Organisation British Council 
Sector Charity/Non Profit
Country United Kingdom
Start 04/2017 
End 04/2019
 
Description Newton Researcher Links Workshop Grants (Infectious Disease 'Omics (Philippines) )
Amount £60,000 (GBP)
Funding ID 2017-RLWK8-10671 
Organisation Newton Fund 
Sector Public
Country United Kingdom
Start 01/2018 
End 12/2018
 
Description Newton Researcher Links Workshop Grants (Infectious Disease 'Omics (Philippines) )
Amount £60,000 (GBP)
Funding ID Ref. 2017-RLWK9-110970 
Organisation Newton Fund 
Sector Public
Country United Kingdom
Start 04/2018 
End 12/2018
 
Title Algorithm for disentangling mixed infections using Mycobacterium tuberculosis whole genome sequencing data 
Description Using whole genome sequencing data we developed an algorithm for detecting mixed infections, estimating the multiplicity, and inferring parental sequences. 
Type Of Material Improvements to research infrastructure 
Year Produced 2017 
Provided To Others? No  
Impact This will have impact as mixed infections are important. A manuscript is under review, and the software will be made available shortly. 
 
Title Methods to infer mixed infections 
Description This is an approach to characterising the extent of mixed infection in a sample. 
Type Of Material Improvements to research infrastructure 
Year Produced 2018 
Provided To Others? Yes  
Impact Others are citing our work and we are providing software tools for implementation on TB and other pathogens with genomic data. 
 
Title Tools for inferring transmission chains 
Description This is a tool to infer transmission chains from whole genome sequence data, and identify mutations associated with transmissibility. 
Type Of Material Improvements to research infrastructure 
Year Produced 2018 
Provided To Others? No  
Impact This will have impact as disease transmission is an important research area. A manuscript is in preparation, and software will be made available. 
 
Title Karonga sequencing database 
Description All raw and processed sequence data across ~3000 Mycobacterium tuberculosis. 
Type Of Material Database/Collection of data 
Year Produced 2016 
Provided To Others? Yes  
Impact Scientific publications. 
 
Description Sequencing - GIS 
Organisation Agency for Science, Technology and Research (A*STAR)

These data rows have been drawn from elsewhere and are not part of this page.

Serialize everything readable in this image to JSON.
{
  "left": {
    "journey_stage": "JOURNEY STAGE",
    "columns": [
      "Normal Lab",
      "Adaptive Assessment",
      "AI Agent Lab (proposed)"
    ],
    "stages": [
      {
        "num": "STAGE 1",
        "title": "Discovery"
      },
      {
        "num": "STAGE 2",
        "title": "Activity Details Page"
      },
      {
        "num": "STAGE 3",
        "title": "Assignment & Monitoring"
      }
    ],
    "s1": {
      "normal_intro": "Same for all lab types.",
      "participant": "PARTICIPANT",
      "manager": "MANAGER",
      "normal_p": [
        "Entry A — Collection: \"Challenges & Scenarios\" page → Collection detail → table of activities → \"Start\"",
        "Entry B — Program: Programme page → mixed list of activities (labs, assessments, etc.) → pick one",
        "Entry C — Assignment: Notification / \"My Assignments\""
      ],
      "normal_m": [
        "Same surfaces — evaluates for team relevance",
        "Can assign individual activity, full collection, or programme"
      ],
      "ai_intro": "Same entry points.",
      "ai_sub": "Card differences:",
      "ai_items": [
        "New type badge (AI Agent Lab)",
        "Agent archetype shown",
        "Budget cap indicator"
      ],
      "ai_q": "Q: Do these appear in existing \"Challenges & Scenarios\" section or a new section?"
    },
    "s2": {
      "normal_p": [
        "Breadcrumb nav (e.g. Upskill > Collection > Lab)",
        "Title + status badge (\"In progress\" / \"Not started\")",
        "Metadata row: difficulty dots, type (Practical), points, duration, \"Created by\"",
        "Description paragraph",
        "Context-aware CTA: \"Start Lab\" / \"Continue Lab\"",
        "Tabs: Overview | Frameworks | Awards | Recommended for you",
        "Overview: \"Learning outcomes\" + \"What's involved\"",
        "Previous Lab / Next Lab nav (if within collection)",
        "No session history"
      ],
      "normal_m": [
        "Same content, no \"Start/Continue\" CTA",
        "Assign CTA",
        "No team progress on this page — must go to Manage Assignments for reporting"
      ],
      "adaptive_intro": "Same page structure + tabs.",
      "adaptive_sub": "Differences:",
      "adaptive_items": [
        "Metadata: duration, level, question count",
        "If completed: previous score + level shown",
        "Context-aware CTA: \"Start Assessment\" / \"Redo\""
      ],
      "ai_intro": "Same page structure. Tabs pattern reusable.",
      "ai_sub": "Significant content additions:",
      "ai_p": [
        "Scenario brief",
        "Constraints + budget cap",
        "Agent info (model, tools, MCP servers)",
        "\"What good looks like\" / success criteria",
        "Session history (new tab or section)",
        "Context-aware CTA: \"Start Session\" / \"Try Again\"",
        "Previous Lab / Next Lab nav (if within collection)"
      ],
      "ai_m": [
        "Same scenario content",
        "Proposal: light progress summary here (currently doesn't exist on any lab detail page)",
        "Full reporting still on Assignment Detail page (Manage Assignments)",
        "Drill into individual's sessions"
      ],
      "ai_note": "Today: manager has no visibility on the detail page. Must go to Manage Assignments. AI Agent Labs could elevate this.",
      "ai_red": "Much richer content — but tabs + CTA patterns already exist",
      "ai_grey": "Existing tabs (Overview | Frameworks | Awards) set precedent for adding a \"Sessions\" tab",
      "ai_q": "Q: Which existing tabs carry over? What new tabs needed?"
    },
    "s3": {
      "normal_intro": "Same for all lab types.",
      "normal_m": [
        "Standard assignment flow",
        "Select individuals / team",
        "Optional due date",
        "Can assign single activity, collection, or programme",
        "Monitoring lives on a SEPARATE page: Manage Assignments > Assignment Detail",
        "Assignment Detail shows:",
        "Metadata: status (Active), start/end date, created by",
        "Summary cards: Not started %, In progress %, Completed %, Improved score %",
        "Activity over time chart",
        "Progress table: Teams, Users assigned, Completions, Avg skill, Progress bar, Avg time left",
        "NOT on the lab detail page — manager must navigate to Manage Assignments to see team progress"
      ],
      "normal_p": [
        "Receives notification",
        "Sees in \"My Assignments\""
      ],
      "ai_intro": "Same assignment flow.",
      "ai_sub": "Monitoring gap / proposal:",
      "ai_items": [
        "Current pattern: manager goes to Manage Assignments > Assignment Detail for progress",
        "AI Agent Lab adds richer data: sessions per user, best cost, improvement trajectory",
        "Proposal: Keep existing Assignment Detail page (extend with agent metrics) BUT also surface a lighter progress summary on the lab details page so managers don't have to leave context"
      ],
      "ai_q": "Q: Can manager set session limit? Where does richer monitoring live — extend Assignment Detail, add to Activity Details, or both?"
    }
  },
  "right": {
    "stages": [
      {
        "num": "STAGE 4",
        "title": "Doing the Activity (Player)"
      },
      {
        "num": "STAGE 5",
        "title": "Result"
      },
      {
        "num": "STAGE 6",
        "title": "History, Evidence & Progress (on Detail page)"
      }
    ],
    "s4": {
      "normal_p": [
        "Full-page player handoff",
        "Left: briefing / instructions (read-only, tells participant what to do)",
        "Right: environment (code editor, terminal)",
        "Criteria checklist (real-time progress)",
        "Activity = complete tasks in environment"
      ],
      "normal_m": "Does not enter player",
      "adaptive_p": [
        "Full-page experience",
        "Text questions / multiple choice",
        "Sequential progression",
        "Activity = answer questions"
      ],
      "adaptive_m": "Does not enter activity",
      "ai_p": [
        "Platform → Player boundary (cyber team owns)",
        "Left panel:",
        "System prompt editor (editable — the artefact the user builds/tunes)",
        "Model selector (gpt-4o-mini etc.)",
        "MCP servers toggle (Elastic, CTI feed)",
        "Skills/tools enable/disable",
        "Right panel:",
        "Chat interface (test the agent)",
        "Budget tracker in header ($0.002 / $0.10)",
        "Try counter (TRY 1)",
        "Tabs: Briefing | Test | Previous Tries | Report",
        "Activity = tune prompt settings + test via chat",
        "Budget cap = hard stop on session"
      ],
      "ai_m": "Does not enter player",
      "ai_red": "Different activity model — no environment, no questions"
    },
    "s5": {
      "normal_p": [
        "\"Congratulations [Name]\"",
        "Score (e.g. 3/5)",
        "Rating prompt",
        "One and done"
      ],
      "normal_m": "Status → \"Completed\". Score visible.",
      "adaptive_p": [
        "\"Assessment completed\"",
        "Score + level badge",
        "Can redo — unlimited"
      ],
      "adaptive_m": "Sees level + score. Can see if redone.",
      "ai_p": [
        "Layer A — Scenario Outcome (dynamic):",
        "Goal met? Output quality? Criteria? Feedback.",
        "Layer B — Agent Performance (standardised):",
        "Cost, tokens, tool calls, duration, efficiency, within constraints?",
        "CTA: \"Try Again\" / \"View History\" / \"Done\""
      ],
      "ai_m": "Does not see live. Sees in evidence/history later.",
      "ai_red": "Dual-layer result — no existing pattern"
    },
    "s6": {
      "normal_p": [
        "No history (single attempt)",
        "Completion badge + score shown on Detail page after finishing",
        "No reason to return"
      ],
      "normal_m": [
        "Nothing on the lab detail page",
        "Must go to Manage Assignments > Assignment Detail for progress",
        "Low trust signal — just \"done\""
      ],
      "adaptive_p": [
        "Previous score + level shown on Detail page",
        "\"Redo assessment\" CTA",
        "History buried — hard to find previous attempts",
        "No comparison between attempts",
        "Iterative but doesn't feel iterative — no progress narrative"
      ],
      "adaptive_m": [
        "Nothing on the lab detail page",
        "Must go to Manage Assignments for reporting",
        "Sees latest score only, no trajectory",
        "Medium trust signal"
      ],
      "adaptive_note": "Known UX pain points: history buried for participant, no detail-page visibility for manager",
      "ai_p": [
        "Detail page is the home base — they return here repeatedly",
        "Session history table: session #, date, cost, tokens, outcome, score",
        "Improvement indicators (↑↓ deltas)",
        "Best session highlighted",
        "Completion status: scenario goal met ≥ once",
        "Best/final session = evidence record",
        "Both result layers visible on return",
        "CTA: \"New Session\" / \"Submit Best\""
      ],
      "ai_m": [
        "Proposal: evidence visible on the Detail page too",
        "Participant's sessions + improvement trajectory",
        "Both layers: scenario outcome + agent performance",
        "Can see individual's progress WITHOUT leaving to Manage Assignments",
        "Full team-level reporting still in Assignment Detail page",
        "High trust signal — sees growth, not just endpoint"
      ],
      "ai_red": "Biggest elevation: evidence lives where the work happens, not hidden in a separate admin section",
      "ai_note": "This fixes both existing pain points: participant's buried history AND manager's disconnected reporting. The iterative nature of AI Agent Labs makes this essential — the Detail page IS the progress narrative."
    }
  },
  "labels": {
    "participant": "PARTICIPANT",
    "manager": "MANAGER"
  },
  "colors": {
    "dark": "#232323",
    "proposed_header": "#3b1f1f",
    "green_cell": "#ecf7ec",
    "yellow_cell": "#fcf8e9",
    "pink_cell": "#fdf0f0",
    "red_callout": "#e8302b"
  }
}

Department Genome Institute of Singapore
Country Singapore 
Sector Academic/University 
PI Contribution Samples for pacino sequencing
Collaborator Contribution Sequencing data.
Impact Sequence data, and scientific publications.
Start Year 2016
 
Description A genomics workshop 
Form Of Engagement Activity Participation in an activity, workshop or similar
Part Of Official Scheme? No
Geographic Reach Regional
Primary Audience Other audiences
Results and Impact It was a 3 day genomics capacity building workshop and two day symposium (July 2017) at the University of Philippines, which was attended by >150 people.
Year(s) Of Engagement Activity 2017
URL https://www.up.edu.ph/index.php/ups-genome-center-holds-international-workshop-on-epidemiology-of-in...
 
Description Capacity building workshop in genomics in LSHTM 
Form Of Engagement Activity Participation in an activity, workshop or similar
Part Of Official Scheme? No
Geographic Reach International
Primary Audience Study participants or study members
Results and Impact 30 people attended a workshop covering TB genomics, which covered the analysis of transmission chains, phylogenies and association studies. A follow-up grant application was submitted that covered Malawi TB host and pathogen genomics.
Year(s) Of Engagement Activity 2018